• [Exercise goal]
Every record is to be returned as written, with no omissions.

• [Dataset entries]
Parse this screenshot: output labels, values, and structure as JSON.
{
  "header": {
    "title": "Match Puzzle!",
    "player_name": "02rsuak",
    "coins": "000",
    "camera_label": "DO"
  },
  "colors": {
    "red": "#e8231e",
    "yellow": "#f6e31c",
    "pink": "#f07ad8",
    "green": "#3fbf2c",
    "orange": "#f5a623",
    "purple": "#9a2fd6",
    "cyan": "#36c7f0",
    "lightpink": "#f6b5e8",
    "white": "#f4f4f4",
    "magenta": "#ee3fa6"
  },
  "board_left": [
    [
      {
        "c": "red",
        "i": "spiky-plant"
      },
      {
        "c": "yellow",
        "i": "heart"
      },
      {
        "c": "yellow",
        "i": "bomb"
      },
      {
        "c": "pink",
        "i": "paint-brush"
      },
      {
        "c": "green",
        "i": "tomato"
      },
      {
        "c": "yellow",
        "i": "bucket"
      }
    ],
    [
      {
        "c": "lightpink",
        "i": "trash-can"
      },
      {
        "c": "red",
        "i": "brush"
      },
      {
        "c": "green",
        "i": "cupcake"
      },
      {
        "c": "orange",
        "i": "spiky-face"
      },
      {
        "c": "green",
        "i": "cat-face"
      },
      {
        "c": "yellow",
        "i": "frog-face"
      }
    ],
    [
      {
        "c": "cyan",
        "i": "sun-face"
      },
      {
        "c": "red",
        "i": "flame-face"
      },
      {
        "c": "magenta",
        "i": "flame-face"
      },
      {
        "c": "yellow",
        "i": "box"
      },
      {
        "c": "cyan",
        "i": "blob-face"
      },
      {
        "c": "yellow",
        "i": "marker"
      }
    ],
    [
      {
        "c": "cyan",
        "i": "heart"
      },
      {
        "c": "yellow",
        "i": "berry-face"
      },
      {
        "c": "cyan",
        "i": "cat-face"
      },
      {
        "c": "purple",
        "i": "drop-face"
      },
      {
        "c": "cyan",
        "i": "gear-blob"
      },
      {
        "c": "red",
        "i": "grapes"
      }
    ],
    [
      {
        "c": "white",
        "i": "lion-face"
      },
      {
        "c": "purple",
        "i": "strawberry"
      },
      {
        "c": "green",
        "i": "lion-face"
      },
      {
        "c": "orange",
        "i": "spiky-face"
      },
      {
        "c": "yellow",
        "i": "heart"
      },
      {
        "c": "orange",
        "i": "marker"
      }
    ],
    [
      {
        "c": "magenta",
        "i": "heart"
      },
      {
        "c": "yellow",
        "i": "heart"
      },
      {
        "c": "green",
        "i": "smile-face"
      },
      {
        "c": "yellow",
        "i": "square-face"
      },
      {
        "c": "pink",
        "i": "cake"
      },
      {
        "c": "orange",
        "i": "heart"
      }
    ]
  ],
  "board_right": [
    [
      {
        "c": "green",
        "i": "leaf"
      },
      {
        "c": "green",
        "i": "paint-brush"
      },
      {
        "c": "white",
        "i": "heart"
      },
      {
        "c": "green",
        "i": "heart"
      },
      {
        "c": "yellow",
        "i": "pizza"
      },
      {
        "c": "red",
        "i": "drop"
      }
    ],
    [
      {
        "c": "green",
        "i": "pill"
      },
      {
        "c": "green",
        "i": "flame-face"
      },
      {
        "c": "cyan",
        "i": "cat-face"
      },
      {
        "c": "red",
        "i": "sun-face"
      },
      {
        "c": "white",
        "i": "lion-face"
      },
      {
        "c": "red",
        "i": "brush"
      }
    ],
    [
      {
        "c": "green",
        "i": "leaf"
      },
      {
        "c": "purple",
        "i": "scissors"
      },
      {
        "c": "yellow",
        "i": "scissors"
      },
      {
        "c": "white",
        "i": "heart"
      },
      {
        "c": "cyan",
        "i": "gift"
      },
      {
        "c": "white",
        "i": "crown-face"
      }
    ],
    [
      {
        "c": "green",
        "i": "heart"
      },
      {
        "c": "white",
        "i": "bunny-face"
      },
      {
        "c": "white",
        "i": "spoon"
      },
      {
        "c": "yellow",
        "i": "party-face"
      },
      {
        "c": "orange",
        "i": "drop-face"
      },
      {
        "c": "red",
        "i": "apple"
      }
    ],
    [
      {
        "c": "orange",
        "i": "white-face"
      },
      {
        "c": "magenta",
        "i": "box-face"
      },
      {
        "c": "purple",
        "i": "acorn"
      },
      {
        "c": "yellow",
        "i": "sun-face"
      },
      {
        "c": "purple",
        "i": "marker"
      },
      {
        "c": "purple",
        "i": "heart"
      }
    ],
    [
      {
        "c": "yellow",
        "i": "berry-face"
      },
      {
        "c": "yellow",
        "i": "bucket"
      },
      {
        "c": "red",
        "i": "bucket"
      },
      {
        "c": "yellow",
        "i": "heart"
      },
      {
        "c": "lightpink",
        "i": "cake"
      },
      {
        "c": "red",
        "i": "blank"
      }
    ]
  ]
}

• [Exercise answer]
Parse this screenshot: output labels, values, and structure as JSON.
{
  "header": {
    "title": "Match Puzzle!",
    "player_name": "02rsuak",
    "coins": "000",
    "camera_label": "DO"
  },
  "colors": {
    "red": "#e8231e",
    "yellow": "#f6e31c",
    "pink": "#f07ad8",
    "green": "#3fbf2c",
    "orange": "#f5a623",
    "purple": "#9a2fd6",
    "cyan": "#36c7f0",
    "lightpink": "#f6b5e8",
    "white": "#f4f4f4",
    "magenta": "#ee3fa6"
  },
  "board_left": [
    [
      {
        "c": "red",
        "i": "spiky-plant"
      },
      {
        "c": "yellow",
        "i": "heart"
      },
      {
        "c": "yellow",
        "i": "bomb"
      },
      {
        "c": "pink",
        "i": "paint-brush"
      },
      {
        "c": "green",
        "i": "tomato"
      },
      {
        "c": "yellow",
        "i": "bucket"
      }
    ],
    [
      {
        "c": "lightpink",
        "i": "trash-can"
      },
      {
        "c": "red",
        "i": "brush"
      },
      {
        "c": "green",
        "i": "cupcake"
      },
      {
        "c": "orange",
        "i": "spiky-face"
      },
      {
        "c": "green",
        "i": "cat-face"
      },
      {
        "c": "yellow",
        "i": "frog-face"
      }
    ],
    [
      {
        "c": "cyan",
        "i": "sun-face"
      },
      {
        "c": "red",
        "i": "flame-face"
      },
      {
        "c": "magenta",
        "i": "flame-face"
      },
      {
        "c": "yellow",
        "i": "box"
      },
      {
        "c": "cyan",
        "i": "blob-face"
      },
      {
        "c": "yellow",
        "i": "marker"
      }
    ],
    [
      {
        "c": "cyan",
        "i": "heart"
      },
      {
        "c": "yellow",
        "i": "berry-face"
      },
      {
        "c": "cyan",
        "i": "cat-face"
      },
      {
        "c": "purple",
        "i": "drop-face"
      },
      {
        "c": "cyan",
        "i": "gear-blob"
      },
      {
        "c": "red",
        "i": "grapes"
      }
    ],
    [
      {
        "c": "white",
        "i": "lion-face"
      },
      {
        "c": "purple",
        "i": "strawberry"
      },
      {
        "c": "green",
        "i": "lion-face"
      },
      {
        "c": "orange",
        "i": "spiky-face"
      },
      {
        "c": "yellow",
        "i": "heart"
      },
      {
        "c": "orange",
        "i": "marker"
      }
    ],
    [
      {
        "c": "magenta",
        "i": "heart"
      },
      {
        "c": "yellow",
        "i": "heart"
      },
      {
        "c": "green",
        "i": "smile-face"
      },
      {
        "c": "yellow",
        "i": "square-face"
      },
      {
        "c": "pink",
        "i": "cake"
      },
      {
        "c": "orange",
        "i": "heart"
      }
    ]
  ],
  "board_right": [
    [
      {
        "c": "green",
        "i": "leaf"
      },
      {
        "c": "green",
        "i": "paint-brush"
      },
      {
        "c": "white",
        "i": "heart"
      },
      {
        "c": "green",
        "i": "heart"
      },
      {
        "c": "yellow",
        "i": "pizza"
      },
      {
        "c": "red",
        "i": "drop"
      }
    ],
    [
      {
        "c": "green",
        "i": "pill"
      },
      {
        "c": "green",
        "i": "flame-face"
      },
      {
        "c": "cyan",
        "i": "cat-face"
      },
      {
        "c": "red",
        "i": "sun-face"
      },
      {
        "c": "white",
        "i": "lion-face"
      },
      {
        "c": "red",
        "i": "brush"
      }
    ],
    [
      {
        "c": "green",
        "i": "leaf"
      },
      {
        "c": "purple",
        "i": "scissors"
      },
      {
        "c": "yellow",
        "i": "scissors"
      },
      {
        "c": "white",
        "i": "heart"
      },
      {
        "c": "cyan",
        "i": "gift"
      },
      {
        "c": "white",
        "i": "crown-face"
      }
    ],
    [
      {
        "c": "green",
        "i": "heart"
      },
      {
        "c": "white",
        "i": "bunny-face"
      },
      {
        "c": "white",
        "i": "spoon"
      },
      {
        "c": "yellow",
        "i": "party-face"
      },
      {
        "c": "orange",
        "i": "drop-face"
      },
      {
        "c": "red",
        "i": "apple"
      }
    ],
    [
      {
        "c": "orange",
        "i": "white-face"
      },
      {
        "c": "magenta",
        "i": "box-face"
      },
      {
        "c": "purple",
        "i": "acorn"
      },
      {
        "c": "yellow",
        "i": "sun-face"
      },
      {
        "c": "purple",
        "i": "marker"
      },
      {
        "c": "purple",
        "i": "heart"
      }
    ],
    [
      {
        "c": "yellow",
        "i": "berry-face"
      },
      {
        "c": "yellow",
        "i": "bucket"
      },
      {
        "c": "red",
        "i": "bucket"
      },
      {
        "c": "yellow",
        "i": "heart"
      },
      {
        "c": "lightpink",
        "i": "cake"
      },
      {
        "c": "red",
        "i": "blank"
      }
    ]
  ]
}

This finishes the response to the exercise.